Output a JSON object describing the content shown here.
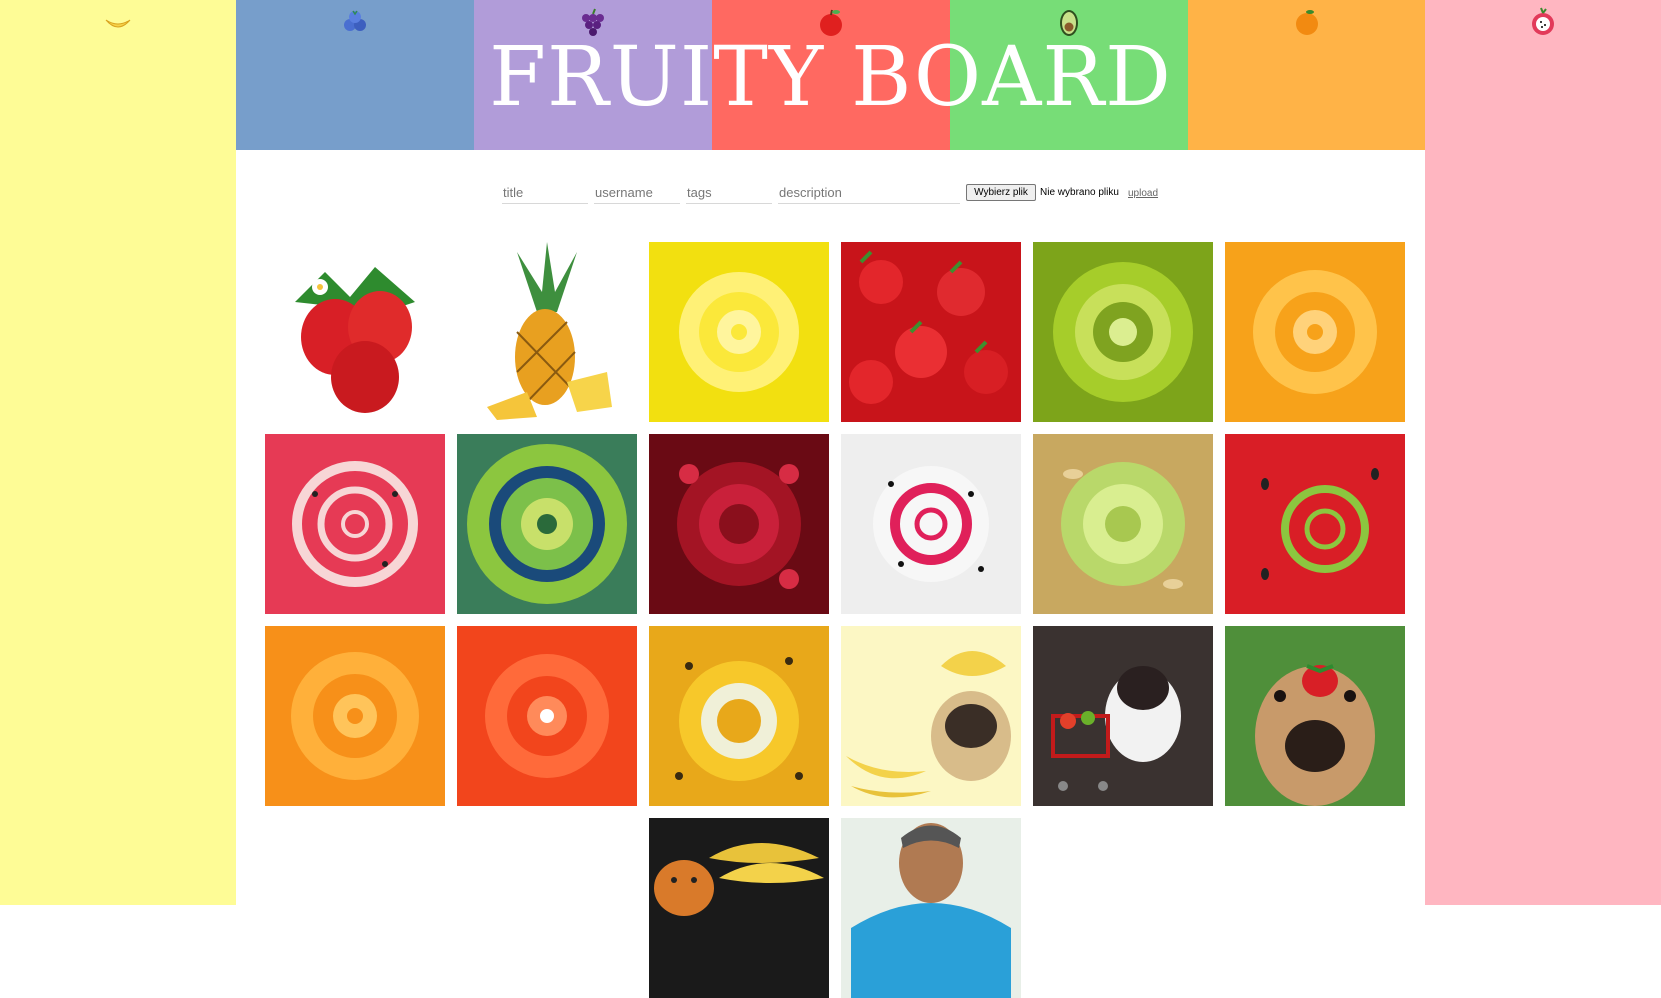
{
  "strips": [
    {
      "color": "#fefc96",
      "icon": "banana-icon"
    },
    {
      "color": "#779ecb",
      "icon": "blueberry-icon"
    },
    {
      "color": "#b19cd9",
      "icon": "grapes-icon"
    },
    {
      "color": "#ff6961",
      "icon": "apple-icon"
    },
    {
      "color": "#77dd77",
      "icon": "avocado-icon"
    },
    {
      "color": "#ffb347",
      "icon": "orange-icon"
    },
    {
      "color": "#ffb6c1",
      "icon": "dragonfruit-icon"
    }
  ],
  "header": {
    "title": "FRUITY BOARD"
  },
  "form": {
    "title_placeholder": "title",
    "username_placeholder": "username",
    "tags_placeholder": "tags",
    "description_placeholder": "description",
    "file_button_label": "Wybierz plik",
    "file_status": "Nie wybrano pliku",
    "upload_label": "upload"
  },
  "gallery": [
    {
      "subject": "strawberries"
    },
    {
      "subject": "pineapple"
    },
    {
      "subject": "lemon-spiral"
    },
    {
      "subject": "strawberry-spiral"
    },
    {
      "subject": "kiwi-spiral"
    },
    {
      "subject": "orange-spiral"
    },
    {
      "subject": "watermelon-spiral"
    },
    {
      "subject": "kiwi-spiral-2"
    },
    {
      "subject": "pomegranate-spiral"
    },
    {
      "subject": "dragonfruit-spiral"
    },
    {
      "subject": "melon-spiral"
    },
    {
      "subject": "watermelon-spiral-2"
    },
    {
      "subject": "orange-spiral-2"
    },
    {
      "subject": "grapefruit-spiral"
    },
    {
      "subject": "passionfruit-spiral"
    },
    {
      "subject": "pug-banana"
    },
    {
      "subject": "puppy-cart"
    },
    {
      "subject": "dog-strawberry"
    },
    {
      "subject": "cat-bananas"
    },
    {
      "subject": "man-portrait"
    }
  ]
}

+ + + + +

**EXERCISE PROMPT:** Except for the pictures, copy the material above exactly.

**ANSWER BELOW:**
Output a JSON object describing the content shown here.
{
  "strips": [
    {
      "color": "#fefc96",
      "icon": "banana-icon"
    },
    {
      "color": "#779ecb",
      "icon": "blueberry-icon"
    },
    {
      "color": "#b19cd9",
      "icon": "grapes-icon"
    },
    {
      "color": "#ff6961",
      "icon": "apple-icon"
    },
    {
      "color": "#77dd77",
      "icon": "avocado-icon"
    },
    {
      "color": "#ffb347",
      "icon": "orange-icon"
    },
    {
      "color": "#ffb6c1",
      "icon": "dragonfruit-icon"
    }
  ],
  "header": {
    "title": "FRUITY BOARD"
  },
  "form": {
    "title_placeholder": "title",
    "username_placeholder": "username",
    "tags_placeholder": "tags",
    "description_placeholder": "description",
    "file_button_label": "Wybierz plik",
    "file_status": "Nie wybrano pliku",
    "upload_label": "upload"
  },
  "gallery": [
    {
      "subject": "strawberries"
    },
    {
      "subject": "pineapple"
    },
    {
      "subject": "lemon-spiral"
    },
    {
      "subject": "strawberry-spiral"
    },
    {
      "subject": "kiwi-spiral"
    },
    {
      "subject": "orange-spiral"
    },
    {
      "subject": "watermelon-spiral"
    },
    {
      "subject": "kiwi-spiral-2"
    },
    {
      "subject": "pomegranate-spiral"
    },
    {
      "subject": "dragonfruit-spiral"
    },
    {
      "subject": "melon-spiral"
    },
    {
      "subject": "watermelon-spiral-2"
    },
    {
      "subject": "orange-spiral-2"
    },
    {
      "subject": "grapefruit-spiral"
    },
    {
      "subject": "passionfruit-spiral"
    },
    {
      "subject": "pug-banana"
    },
    {
      "subject": "puppy-cart"
    },
    {
      "subject": "dog-strawberry"
    },
    {
      "subject": "cat-bananas"
    },
    {
      "subject": "man-portrait"
    }
  ]
}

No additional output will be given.